Finally, how do we relate gender to issues such as work and other sexual values like homosexuality and singleness? Van Leeuwen concludes her discussion with the difficult topics of work and sexual values. Her conclusion on separate spheres of work is worth quoting at length:


…if both men and women were created for both sociability and accountable dominion, then any theology that defends an exaggerated separation of male and female spheres, with the ‘domestic mandate’ effectively limited to women and the wider ‘cultural mandate’ to men, is not an adequate creation theology at all. It is rather an accommodation to those social forces which have carelessly ripped apart the organic unity of homes and communities and turned us into a society of commuting wage workers (mostly men) and domestically isolated homemakers (mostly women). 206


Rather than argue for a radical reversal, Van Leeuwen suggests we consider the movement back to home-based employment and flexible work schedules by both husbands and wives that equalize the time both of them have with children.


Looking at sexual development, Van Leeuwen writes:


It is nurture (adequate or faulty) building on nature (normal or faulty) during critical periods when the mind is as primed for fixing certain sexual patterns as it is for acquiring a first language. And, as with language, while further learning is not impossible and individual differences in facility exist, it is never again easy.” (224)


Showing the complexity and interconnectedness of the nature/nurture debate once again while retaining an orthodox Biblical interpretation, Van Leeuwen chides the church to remember to show grace and compassion towards those dealing with various sexual addictions and struggles, including homosexuality. Along the same lines, Van Leeuwen warns against those judging singles as having fallen short from some ideal. “…Only when we have renounced the idolatries associated with both sexuality and marriage,” she concludes, “will we be able to do proper justice to all of God’s children, regardless of sexual orientation or marital status.” (229)


Van Leeuwen ends her difficult discussion on gender with as much grace as she begins. There is no hint of a bitter feminist critique in her language, but rather one of patient, grace-filled and compassionate questioning and striving toward the freedom of being female and male in Christ and appreciating the interdependence that exists between the sexes and, most fully, under Christ.

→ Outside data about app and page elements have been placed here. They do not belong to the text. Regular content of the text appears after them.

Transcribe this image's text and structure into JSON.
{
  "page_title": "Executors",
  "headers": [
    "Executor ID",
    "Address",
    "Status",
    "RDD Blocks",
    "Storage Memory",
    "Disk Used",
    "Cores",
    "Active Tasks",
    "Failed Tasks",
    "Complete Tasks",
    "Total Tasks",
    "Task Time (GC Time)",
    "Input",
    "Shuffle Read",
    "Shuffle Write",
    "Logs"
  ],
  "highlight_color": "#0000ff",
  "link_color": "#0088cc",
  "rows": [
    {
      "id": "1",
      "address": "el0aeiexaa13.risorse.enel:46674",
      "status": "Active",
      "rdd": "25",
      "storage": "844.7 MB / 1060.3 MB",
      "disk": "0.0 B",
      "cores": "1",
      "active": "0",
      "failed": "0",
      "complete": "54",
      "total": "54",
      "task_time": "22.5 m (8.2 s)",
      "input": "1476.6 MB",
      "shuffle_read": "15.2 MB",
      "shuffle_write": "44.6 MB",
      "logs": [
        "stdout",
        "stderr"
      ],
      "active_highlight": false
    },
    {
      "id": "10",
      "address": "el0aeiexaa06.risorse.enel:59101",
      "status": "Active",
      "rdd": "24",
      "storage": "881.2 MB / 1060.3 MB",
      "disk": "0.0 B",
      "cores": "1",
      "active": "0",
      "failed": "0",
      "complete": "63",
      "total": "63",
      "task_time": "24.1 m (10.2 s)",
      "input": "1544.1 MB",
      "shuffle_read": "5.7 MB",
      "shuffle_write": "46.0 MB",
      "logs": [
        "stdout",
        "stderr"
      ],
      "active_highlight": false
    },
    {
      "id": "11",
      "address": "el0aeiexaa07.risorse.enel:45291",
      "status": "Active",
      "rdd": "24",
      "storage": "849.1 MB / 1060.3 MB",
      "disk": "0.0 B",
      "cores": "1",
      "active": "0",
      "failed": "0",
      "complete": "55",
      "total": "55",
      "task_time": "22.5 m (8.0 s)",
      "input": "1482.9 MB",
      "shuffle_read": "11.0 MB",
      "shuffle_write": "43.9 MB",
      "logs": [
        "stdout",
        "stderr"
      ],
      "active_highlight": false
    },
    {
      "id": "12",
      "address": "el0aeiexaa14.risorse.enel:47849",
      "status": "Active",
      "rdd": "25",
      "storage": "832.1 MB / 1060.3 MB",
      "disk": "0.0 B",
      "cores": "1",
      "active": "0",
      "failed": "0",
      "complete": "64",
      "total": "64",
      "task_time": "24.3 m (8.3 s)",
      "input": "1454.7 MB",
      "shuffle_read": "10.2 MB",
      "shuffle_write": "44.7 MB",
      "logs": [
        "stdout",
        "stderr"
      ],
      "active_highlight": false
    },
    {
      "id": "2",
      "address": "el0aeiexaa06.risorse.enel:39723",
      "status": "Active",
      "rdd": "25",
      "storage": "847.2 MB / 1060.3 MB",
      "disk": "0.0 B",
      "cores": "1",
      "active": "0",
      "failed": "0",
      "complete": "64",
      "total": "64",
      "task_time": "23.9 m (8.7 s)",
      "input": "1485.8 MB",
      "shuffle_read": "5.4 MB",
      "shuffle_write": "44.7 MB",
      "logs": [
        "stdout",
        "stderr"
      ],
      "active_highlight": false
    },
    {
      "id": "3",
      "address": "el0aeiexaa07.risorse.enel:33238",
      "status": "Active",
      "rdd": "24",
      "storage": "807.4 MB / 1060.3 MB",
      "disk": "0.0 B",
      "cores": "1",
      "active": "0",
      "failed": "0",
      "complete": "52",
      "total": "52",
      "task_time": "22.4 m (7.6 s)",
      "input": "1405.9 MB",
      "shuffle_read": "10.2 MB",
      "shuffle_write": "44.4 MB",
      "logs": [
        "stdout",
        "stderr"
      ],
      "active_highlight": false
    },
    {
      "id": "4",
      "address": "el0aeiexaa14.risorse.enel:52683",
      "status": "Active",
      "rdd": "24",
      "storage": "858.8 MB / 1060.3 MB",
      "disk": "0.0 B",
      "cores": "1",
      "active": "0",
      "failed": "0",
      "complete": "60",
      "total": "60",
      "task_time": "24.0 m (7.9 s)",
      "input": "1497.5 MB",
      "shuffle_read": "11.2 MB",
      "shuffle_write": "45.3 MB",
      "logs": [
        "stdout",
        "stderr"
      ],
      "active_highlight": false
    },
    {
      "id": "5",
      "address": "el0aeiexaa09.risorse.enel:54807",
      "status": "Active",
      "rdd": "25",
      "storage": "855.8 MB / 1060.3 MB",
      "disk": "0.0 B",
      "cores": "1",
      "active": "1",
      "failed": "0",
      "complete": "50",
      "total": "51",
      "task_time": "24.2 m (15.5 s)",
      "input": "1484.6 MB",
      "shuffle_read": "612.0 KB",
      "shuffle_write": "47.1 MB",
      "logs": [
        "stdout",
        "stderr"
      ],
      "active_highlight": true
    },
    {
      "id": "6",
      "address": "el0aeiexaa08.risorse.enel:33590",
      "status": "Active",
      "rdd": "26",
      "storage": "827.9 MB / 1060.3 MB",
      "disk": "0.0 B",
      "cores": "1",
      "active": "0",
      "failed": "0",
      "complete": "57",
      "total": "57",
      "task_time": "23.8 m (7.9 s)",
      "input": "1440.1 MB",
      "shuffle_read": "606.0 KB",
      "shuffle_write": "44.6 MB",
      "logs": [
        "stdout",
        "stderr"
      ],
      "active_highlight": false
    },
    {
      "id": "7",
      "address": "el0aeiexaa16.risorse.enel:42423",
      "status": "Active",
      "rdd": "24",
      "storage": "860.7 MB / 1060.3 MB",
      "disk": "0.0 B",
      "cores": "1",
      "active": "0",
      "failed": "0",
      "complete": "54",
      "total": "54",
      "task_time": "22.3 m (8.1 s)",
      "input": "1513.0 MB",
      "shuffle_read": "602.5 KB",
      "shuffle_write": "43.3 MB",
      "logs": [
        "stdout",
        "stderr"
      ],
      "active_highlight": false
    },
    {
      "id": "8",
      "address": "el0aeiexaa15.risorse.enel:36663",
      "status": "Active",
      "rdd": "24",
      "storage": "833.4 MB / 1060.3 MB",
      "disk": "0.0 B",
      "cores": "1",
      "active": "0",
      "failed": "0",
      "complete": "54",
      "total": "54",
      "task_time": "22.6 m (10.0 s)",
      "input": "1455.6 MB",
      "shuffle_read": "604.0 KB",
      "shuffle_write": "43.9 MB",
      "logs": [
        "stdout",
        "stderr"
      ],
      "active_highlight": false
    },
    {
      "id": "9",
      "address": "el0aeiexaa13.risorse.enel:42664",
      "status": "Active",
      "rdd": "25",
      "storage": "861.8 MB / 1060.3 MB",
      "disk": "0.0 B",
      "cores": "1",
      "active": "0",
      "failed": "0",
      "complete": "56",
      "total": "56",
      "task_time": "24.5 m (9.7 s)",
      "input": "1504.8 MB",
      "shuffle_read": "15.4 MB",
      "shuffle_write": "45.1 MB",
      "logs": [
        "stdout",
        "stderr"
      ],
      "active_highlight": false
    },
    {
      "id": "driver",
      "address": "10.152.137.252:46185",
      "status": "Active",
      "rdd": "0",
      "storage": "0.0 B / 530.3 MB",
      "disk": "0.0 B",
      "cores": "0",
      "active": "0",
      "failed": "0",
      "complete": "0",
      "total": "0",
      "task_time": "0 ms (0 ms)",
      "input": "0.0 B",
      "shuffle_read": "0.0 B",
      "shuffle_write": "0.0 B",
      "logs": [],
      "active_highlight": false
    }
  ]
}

  1. How has your gender shaped who you are? In your experience, have gender roles limited or pressured you into being who you are?
  2. How did your parental upbringing bring freedom or, conversely, blocked your development as a gendered person?
  3. How have you experienced a lack of grace in gender issues through the Church?
  4. What do you think the Bible has to say about gender issues? Do you see contemporary gender roles as mostly a Creational mandate, a post-Fall temporary structure that we must endure until the New Heavens/New Earth or a thorn to be overcome in the hear and now as much as we can? How have you come to that position?




    • The Bible does have much to say about gender and was a revolutionary document in the life of the early believers.
    • Youth, youth-workers and parents must take time to discuss and reflect upon their treatment of gender in their lives, work and parenting.

Christen B. Yates cCYS